A key challenge in Mars communication is the delay due to the vast Earth-Red Planet distance. Because of the planets’ changing positions in orbits, signal transmission takes 4 to 24 minutes one-way, depending on Mars’ proximity to Earth. This means that real-time communication becomes practically impossible, making immediate exchanges between astronauts and mission control a logistical quandary.
Ensuring reliable communication infrastructure
To overcome the delay in interplanetary communication, establishing a robust and stable communication infrastructure becomes vital. Cutting-edge technologies like the Deep Space Network are crucial for relaying signals between Earth and Mars. Using a global network of sensitive antennas, these systems can transmit signals in space, aiding communication with Mars.
Overcoming obstacles for real-time collaboration
Real-time collaboration between astronauts on Mars and their counterparts on Earth is essential for efficient mission execution. However, due to the significant communication delay, instantaneous collaboration becomes unattainable. To mitigate this challenge, innovative strategies, such as increased autonomy for astronauts and on-site decision-making capabilities, must be developed. These advancements would allow astronauts to work independently and make informed decisions without constantly relying on Earth.
Summary: Is Mars Our Next Home?
After exploring the challenges and possibilities surrounding Mars colonization, it is important to recap the key arguments to evaluate if Mars could indeed become our next home.
Review of the key arguments for and against Martian colonization
Proponents of Martian colonization argue that it could be a potential solution to future overpopulation and resource scarcity on Earth.

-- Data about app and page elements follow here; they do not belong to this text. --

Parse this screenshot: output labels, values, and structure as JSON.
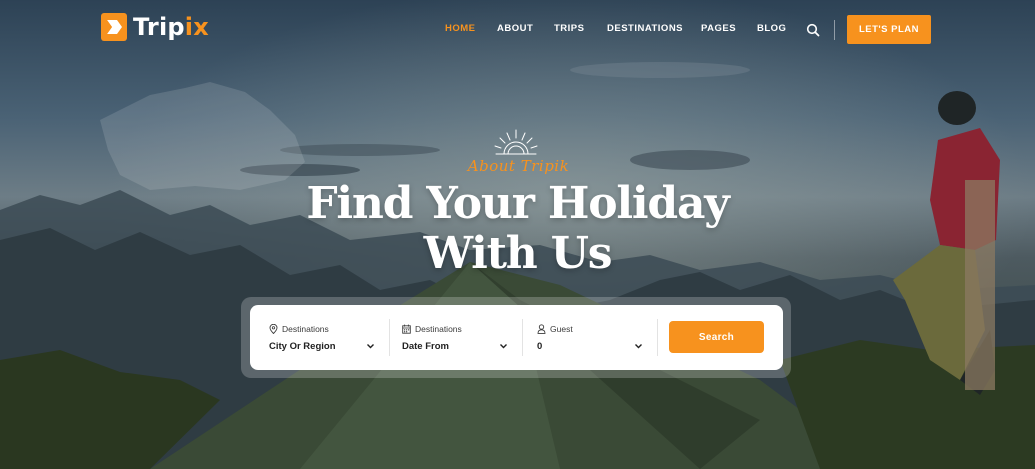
{
  "brand": {
    "name_prefix": "Trip",
    "name_accent": "ix",
    "accent_color": "#f7921e"
  },
  "nav": {
    "items": [
      {
        "label": "HOME",
        "active": true
      },
      {
        "label": "ABOUT",
        "active": false
      },
      {
        "label": "TRIPS",
        "active": false
      },
      {
        "label": "DESTINATIONS",
        "active": false
      },
      {
        "label": "PAGES",
        "active": false
      },
      {
        "label": "BLOG",
        "active": false
      }
    ],
    "search_icon": "search-icon",
    "cta_label": "LET'S PLAN"
  },
  "hero": {
    "kicker": "About Tripik",
    "title_line1": "Find Your Holiday",
    "title_line2": "With Us",
    "background": "mountain-camping-photo"
  },
  "search_form": {
    "fields": [
      {
        "label": "Destinations",
        "value": "City Or Region",
        "icon": "map-pin-icon"
      },
      {
        "label": "Destinations",
        "value": "Date From",
        "icon": "calendar-icon"
      },
      {
        "label": "Guest",
        "value": "0",
        "icon": "user-icon"
      }
    ],
    "submit_label": "Search"
  }
}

Mars possesses essential resources, including water, carbon dioxide, and minerals, which could support self-sustainable colonies. Additionally, establishing a multi-planetary civilization not only expands our species’ survival prospects but also serves as a testament to human ingenuity.
On the other hand, critics question the feasibility of Mars as a habitable alternative. The harsh Martian environment, with its thin atmosphere, extreme temperatures, and radiation exposure, presents grave challenges for human survival. The immense economic cost and technological barriers associated with space travel and colonization further justify their skepticism.
Assessing the feasibility and potential timeline
Determining the feasibility and timeline for Martian colonization necessitates extensive research and development. Ongoing missions, such as NASA’s Perseverance rover, play a pivotal role in gathering critical data about Martian geology and potential habitability. As our understanding of Mars expands, it will become clearer whether building sustainable habitats and ensuring the survival of human explorers on the Red Planet is a realistic endeavor. As of now, a definitive timeline for Mars colonization remains uncertain.
Considering the collective impact of space exploration
While Mars colonization captures our imagination and pushes the boundaries of human achievement, it is essential to consider the holistic impact of space exploration. Beyond merely establishing a new home, venturing into space fosters technological innovations that have far-reaching implications. From advancements in propulsion systems to medical breakthroughs, space exploration serves as a catalyst for scientific progress and enhances our understanding of the universe.